- UWC continually and diligently defends the interests of over 20 million Ukrainians...
- 2 million in Poland according to the The Institute for European Studies, Ethnological institute of UW (including 0.82 million as nation according to the census 2011), tens of thousands (including over 12,000 as nation according to the census 2011) in the Czech Republic, 3.6 million in Germany (1950); 2.4 million Silesians in West Germany (1970) according to the national census in Germany. Source: Volkszählung vom 27. Mai 1970" Germany (West). Statistisches Bundesamt. W. Kohlhammer, 1972, OCLC Number: 760396

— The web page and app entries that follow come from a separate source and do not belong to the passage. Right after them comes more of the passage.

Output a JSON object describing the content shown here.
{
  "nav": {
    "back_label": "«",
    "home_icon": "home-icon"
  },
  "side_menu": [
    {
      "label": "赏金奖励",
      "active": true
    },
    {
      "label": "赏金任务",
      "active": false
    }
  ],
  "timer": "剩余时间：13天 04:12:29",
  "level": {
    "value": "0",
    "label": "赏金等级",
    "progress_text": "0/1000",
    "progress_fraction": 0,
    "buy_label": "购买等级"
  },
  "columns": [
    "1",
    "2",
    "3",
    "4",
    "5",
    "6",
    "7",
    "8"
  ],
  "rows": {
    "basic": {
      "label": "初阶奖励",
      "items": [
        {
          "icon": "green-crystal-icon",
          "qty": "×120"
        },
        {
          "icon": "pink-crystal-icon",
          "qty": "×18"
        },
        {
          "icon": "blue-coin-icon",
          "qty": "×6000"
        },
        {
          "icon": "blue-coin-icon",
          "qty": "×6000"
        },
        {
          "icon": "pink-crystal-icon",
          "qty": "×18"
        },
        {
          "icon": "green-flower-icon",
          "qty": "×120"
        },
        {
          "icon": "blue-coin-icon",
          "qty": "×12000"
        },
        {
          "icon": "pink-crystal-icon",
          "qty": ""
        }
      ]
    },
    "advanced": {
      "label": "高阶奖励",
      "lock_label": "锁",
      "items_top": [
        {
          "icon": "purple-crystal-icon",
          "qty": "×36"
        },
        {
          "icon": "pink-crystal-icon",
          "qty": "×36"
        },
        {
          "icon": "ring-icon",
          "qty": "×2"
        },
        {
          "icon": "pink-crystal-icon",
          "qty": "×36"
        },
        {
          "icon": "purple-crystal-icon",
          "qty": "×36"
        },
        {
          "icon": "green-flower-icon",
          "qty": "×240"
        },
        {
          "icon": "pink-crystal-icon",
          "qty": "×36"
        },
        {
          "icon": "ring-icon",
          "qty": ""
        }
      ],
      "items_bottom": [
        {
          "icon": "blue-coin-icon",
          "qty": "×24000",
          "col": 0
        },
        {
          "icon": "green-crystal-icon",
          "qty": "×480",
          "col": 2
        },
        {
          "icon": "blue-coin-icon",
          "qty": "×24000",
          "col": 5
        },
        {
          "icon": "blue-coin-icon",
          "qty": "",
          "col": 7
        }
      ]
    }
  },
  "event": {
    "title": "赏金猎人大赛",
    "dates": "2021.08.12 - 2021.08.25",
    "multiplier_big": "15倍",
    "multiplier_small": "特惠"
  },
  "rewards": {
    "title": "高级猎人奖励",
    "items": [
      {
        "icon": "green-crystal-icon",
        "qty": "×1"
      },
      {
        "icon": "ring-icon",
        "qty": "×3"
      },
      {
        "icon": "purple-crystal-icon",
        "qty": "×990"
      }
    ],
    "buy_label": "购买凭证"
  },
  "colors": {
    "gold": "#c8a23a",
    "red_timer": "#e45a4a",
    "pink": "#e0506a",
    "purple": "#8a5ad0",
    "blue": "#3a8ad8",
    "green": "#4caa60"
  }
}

- 522,474 as nation according to the census 2011 in the Czech Republic and 3,286 as nation according to the census 2011 in Slovakia
- 500,000 in Poland according to the The Institute for European Studies, Ethnological institute of UW including 229,000 as nation according to the census in Poland in 2011.
- "Germany's Sorb Minority Fights to Save Villages From Vattenfall". Bloomberg. 18 December 2007.
- Lewis, M. Paul (ed.) (1986–2009). "Bulgarian". Ethnologue: Languages of the World, Sixteenth edition. SIL International. Retrieved 2010-03-10.
- "Chairman of Bulgaria's State Agency for Bulgarians Abroad - 3-4 million Bulgarians abroad in 2009 (Bulgarie)". 2009. Retrieved 2011-03-07.
- "Bulgarian Minister without Portfolio - 4 million Bulgarians outside Bulgaria in 2010 (Bulgarie)". 2010. Retrieved 2011-03-07.
- Daphne Winland (2004), "Croatian Diaspora", in Melvin Ember, Carol R. Ember, Ian Skoggard, Encyclopedia of Diasporas: Immigrant and Refugee Cultures Around the World. Volume I: Overviews and Topics; Volume II: Diaspora Communities 2 (illustrated ed.), Springer, p. 76, ISBN 0-306-48321-1, 9780306483219 Check
It is estimated that 4.5 million Croatians live outside Croatia (...)
- Hrvatski Svjetski Kongres, Croatian World Congress, "4.5 million Croats and people of Croatian heritage live outside of the Republic of Croatia and Bosnia and Herzegovina", also quoted here
- Zupančič, Jernej (August 2004). "Ethnic Structure of Slovenia and Slovenes in Neighbouring Countries" (PDF). Slovenia: a geographical overview. Association of the Geographic Societies of Slovenia. Retrieved 10 April 2008.
- Nasevski, Boško; Angelova, Dora. Gerovska, Dragica (1995). Македонски Иселенички Алманах '95. Skopje: Матица на Иселениците на Македонија. pp. 52 & 53.
- Geography and ethnic geography of the Balkans to 1500 Archived 7 Dizember 2009 at the Wayback Machine
- Encyclopædia Britannica (2006-09-18). "Slav (people) – Britannica Online Encyclopedia". Britannica.com. Retrieved 2010-08-18.